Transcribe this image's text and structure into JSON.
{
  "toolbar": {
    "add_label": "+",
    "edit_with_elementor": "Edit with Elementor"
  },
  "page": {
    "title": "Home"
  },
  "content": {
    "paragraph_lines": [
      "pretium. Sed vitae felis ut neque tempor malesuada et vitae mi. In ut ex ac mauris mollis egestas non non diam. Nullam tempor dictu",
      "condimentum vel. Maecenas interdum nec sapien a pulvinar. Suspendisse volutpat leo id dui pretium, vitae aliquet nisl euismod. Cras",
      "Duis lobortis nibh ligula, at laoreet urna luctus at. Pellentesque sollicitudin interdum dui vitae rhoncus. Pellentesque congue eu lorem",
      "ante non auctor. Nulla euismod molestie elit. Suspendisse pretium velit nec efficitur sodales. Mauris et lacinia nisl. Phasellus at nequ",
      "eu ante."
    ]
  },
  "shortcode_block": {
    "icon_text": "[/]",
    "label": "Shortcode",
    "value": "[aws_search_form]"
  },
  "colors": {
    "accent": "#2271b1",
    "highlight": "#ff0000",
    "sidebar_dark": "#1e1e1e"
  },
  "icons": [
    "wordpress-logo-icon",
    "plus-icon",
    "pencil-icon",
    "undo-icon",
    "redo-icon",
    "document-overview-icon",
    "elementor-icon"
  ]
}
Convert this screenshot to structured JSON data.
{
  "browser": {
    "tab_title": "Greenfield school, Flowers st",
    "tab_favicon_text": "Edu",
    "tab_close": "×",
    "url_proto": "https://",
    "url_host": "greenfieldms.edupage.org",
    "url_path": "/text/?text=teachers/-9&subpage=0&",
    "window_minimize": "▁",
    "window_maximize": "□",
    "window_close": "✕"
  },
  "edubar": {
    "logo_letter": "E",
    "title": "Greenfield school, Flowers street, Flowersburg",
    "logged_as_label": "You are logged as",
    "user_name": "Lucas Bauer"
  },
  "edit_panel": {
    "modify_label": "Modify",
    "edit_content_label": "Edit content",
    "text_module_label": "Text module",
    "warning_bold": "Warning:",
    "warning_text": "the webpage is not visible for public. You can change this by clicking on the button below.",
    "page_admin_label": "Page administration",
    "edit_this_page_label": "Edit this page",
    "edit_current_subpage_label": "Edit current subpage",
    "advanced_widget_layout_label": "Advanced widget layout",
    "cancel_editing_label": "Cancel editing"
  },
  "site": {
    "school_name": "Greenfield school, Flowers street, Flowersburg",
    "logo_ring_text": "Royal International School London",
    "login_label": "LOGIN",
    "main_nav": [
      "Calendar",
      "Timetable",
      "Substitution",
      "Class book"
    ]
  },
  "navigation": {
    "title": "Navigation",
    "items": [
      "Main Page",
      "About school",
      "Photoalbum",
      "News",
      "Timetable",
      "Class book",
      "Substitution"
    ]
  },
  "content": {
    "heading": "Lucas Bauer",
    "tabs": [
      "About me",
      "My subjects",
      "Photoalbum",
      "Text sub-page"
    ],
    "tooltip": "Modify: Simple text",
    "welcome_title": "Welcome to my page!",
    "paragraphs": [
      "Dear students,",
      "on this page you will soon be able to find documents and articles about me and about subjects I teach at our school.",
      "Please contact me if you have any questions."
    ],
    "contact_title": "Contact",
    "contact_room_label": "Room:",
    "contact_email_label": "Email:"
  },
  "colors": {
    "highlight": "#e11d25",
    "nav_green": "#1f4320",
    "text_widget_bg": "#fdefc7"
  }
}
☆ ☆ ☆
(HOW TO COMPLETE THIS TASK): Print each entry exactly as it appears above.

(RESULT OF THIS EXERCISE):
Transcribe this image's text and structure into JSON.
{
  "toolbar": {
    "add_label": "+",
    "edit_with_elementor": "Edit with Elementor"
  },
  "page": {
    "title": "Home"
  },
  "content": {
    "paragraph_lines": [
      "pretium. Sed vitae felis ut neque tempor malesuada et vitae mi. In ut ex ac mauris mollis egestas non non diam. Nullam tempor dictu",
      "condimentum vel. Maecenas interdum nec sapien a pulvinar. Suspendisse volutpat leo id dui pretium, vitae aliquet nisl euismod. Cras",
      "Duis lobortis nibh ligula, at laoreet urna luctus at. Pellentesque sollicitudin interdum dui vitae rhoncus. Pellentesque congue eu lorem",
      "ante non auctor. Nulla euismod molestie elit. Suspendisse pretium velit nec efficitur sodales. Mauris et lacinia nisl. Phasellus at nequ",
      "eu ante."
    ]
  },
  "shortcode_block": {
    "icon_text": "[/]",
    "label": "Shortcode",
    "value": "[aws_search_form]"
  },
  "colors": {
    "accent": "#2271b1",
    "highlight": "#ff0000",
    "sidebar_dark": "#1e1e1e"
  },
  "icons": [
    "wordpress-logo-icon",
    "plus-icon",
    "pencil-icon",
    "undo-icon",
    "redo-icon",
    "document-overview-icon",
    "elementor-icon"
  ]
}
Convert this screenshot to structured JSON data.
{
  "browser": {
    "tab_title": "Greenfield school, Flowers st",
    "tab_favicon_text": "Edu",
    "tab_close": "×",
    "url_proto": "https://",
    "url_host": "greenfieldms.edupage.org",
    "url_path": "/text/?text=teachers/-9&subpage=0&",
    "window_minimize": "▁",
    "window_maximize": "□",
    "window_close": "✕"
  },
  "edubar": {
    "logo_letter": "E",
    "title": "Greenfield school, Flowers street, Flowersburg",
    "logged_as_label": "You are logged as",
    "user_name": "Lucas Bauer"
  },
  "edit_panel": {
    "modify_label": "Modify",
    "edit_content_label": "Edit content",
    "text_module_label": "Text module",
    "warning_bold": "Warning:",
    "warning_text": "the webpage is not visible for public. You can change this by clicking on the button below.",
    "page_admin_label": "Page administration",
    "edit_this_page_label": "Edit this page",
    "edit_current_subpage_label": "Edit current subpage",
    "advanced_widget_layout_label": "Advanced widget layout",
    "cancel_editing_label": "Cancel editing"
  },
  "site": {
    "school_name": "Greenfield school, Flowers street, Flowersburg",
    "logo_ring_text": "Royal International School London",
    "login_label": "LOGIN",
    "main_nav": [
      "Calendar",
      "Timetable",
      "Substitution",
      "Class book"
    ]
  },
  "navigation": {
    "title": "Navigation",
    "items": [
      "Main Page",
      "About school",
      "Photoalbum",
      "News",
      "Timetable",
      "Class book",
      "Substitution"
    ]
  },
  "content": {
    "heading": "Lucas Bauer",
    "tabs": [
      "About me",
      "My subjects",
      "Photoalbum",
      "Text sub-page"
    ],
    "tooltip": "Modify: Simple text",
    "welcome_title": "Welcome to my page!",
    "paragraphs": [
      "Dear students,",
      "on this page you will soon be able to find documents and articles about me and about subjects I teach at our school.",
      "Please contact me if you have any questions."
    ],
    "contact_title": "Contact",
    "contact_room_label": "Room:",
    "contact_email_label": "Email:"
  },
  "colors": {
    "highlight": "#e11d25",
    "nav_green": "#1f4320",
    "text_widget_bg": "#fdefc7"
  }
}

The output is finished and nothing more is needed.